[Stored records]
- - -

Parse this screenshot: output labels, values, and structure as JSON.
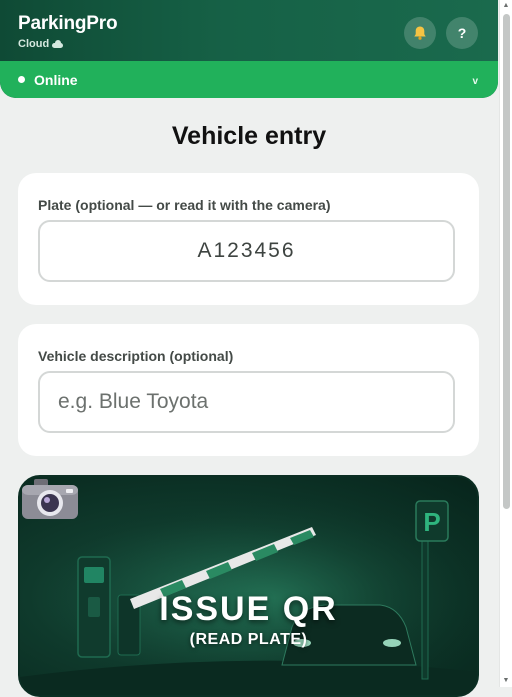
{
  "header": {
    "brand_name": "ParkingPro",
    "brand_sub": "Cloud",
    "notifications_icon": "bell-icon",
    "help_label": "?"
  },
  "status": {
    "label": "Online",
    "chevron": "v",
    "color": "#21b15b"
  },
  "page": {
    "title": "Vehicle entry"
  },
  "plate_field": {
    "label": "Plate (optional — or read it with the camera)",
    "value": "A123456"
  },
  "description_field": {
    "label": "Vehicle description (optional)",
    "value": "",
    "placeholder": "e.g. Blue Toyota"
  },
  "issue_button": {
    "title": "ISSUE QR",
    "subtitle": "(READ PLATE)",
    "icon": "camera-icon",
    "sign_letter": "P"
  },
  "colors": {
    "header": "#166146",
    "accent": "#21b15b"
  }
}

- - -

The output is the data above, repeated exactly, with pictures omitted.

Parse this screenshot: output labels, values, and structure as JSON.
{
  "header": {
    "brand_name": "ParkingPro",
    "brand_sub": "Cloud",
    "notifications_icon": "bell-icon",
    "help_label": "?"
  },
  "status": {
    "label": "Online",
    "chevron": "v",
    "color": "#21b15b"
  },
  "page": {
    "title": "Vehicle entry"
  },
  "plate_field": {
    "label": "Plate (optional — or read it with the camera)",
    "value": "A123456"
  },
  "description_field": {
    "label": "Vehicle description (optional)",
    "value": "",
    "placeholder": "e.g. Blue Toyota"
  },
  "issue_button": {
    "title": "ISSUE QR",
    "subtitle": "(READ PLATE)",
    "icon": "camera-icon",
    "sign_letter": "P"
  },
  "colors": {
    "header": "#166146",
    "accent": "#21b15b"
  }
}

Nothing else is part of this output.